It’s important to note that people with Medicare, as a result of disability, will qualify for another Initial Enrollment period at age 65. The same way other people becoming eligible for Medicare, for the first time, qualifies at age 65.
Generally, Medicare Supplements pay what Medicare doesn’t cover on the hospital and doctor’s office. However, Medicare Supplements usually do not cover nearly all prescription medications.
For drug coverage, you should think about enrolling in a Medicare Prescription Drug plan. Also referred to as Part D, this is separate and voluntary insurance that may help decrease your prescription drug out-of-pocket costs. As with Medicare Supplements, private insurance providers offer Part D drug plans.
Although Part D is deemed “voluntary”, you will find consequences for not enrolling in a qualified drug plan when you initially become qualified to receive Medicare. That penalty is approximately 32 cents each month for each month that you could have enrolled but didn’t. The penalty is actually a lifetime carry which frequently times surprises people.
It’s vital that you compare Medicare Supplement benefits and costs prior to deciding which plan meets your needs. That’s because all Medicare Supplements are standardized which means the plans offered as well as the benefits in those plans are the same for many companies.

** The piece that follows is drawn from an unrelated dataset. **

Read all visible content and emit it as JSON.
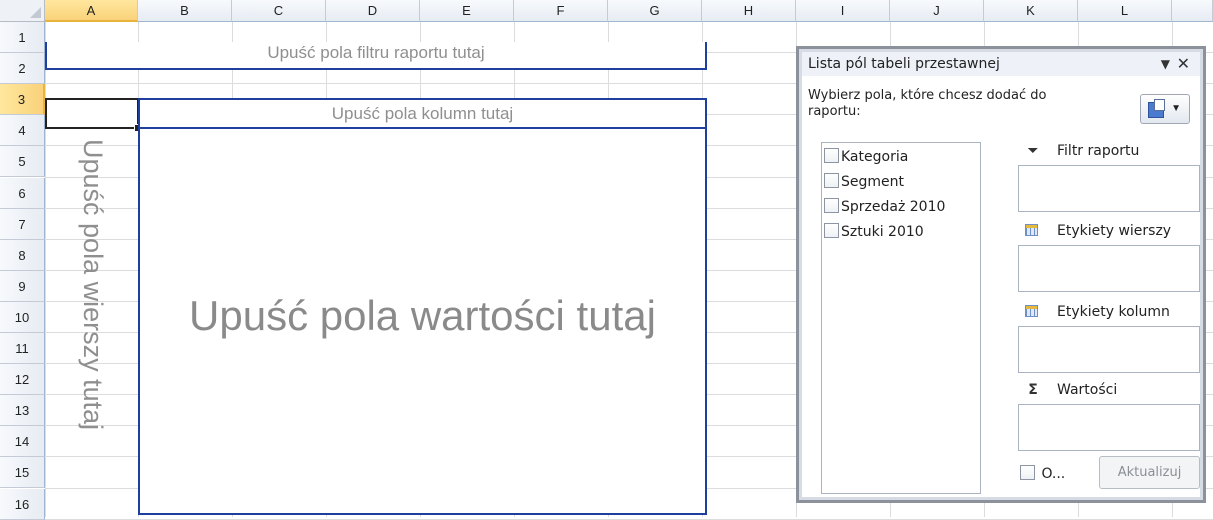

There may be big variations in the premiums that different insurance companies charge for the exact same coverage. By shopping and comparing, you can save several hundred dollars annually.
You will find a free service which will help you choose wisely by supplying you with a list of companies who provide you with the most coverage at the lowest price, in your area.
Most doctors, providers, and suppliers accept assignment, but you should always check to make certain. Assignment implies that your doctor, provider, or supplier agrees (or is required by law) to just accept the Medicare-approved amount as full payment for covered services. Participating providers have signed a binding agreement to just accept assignment for those Medicare-covered services.
If your doctor, provider, or supplier accepts assignment, your out-of-pocket costs might be less, they agree to ask you for merely the Medicare deductible and coinsurance amount and often watch for Medicare to pay for its drydgq before suggesting that you pay your share, and they have to submit your claim right to Medicare and cannot charge for submitting the claim.
Should your doctor, provider, or supplier fails to accept assignment they may be “Non-participating” providers and possess not signed a contract to simply accept assignment for those Medicare-covered services, however they can continue to elect to accept assignment for individual services.
If your doctor, provider, or supplier will not accept assignment, you may have to pay for the entire charge during service. They can also charge you a lot more than the Medicare-approved amount, called “Excess Charges.” Excess Charges use a limit called “the limiting charge.” The provider could only charge you up to 15% over the amount that non-participating providers are paid. Non-participating providers are paid 95% in the fee schedule amount. The limiting charge applies simply to certain Medicare-covered services and doesn’t pertain to some supplies and durable medical equipment.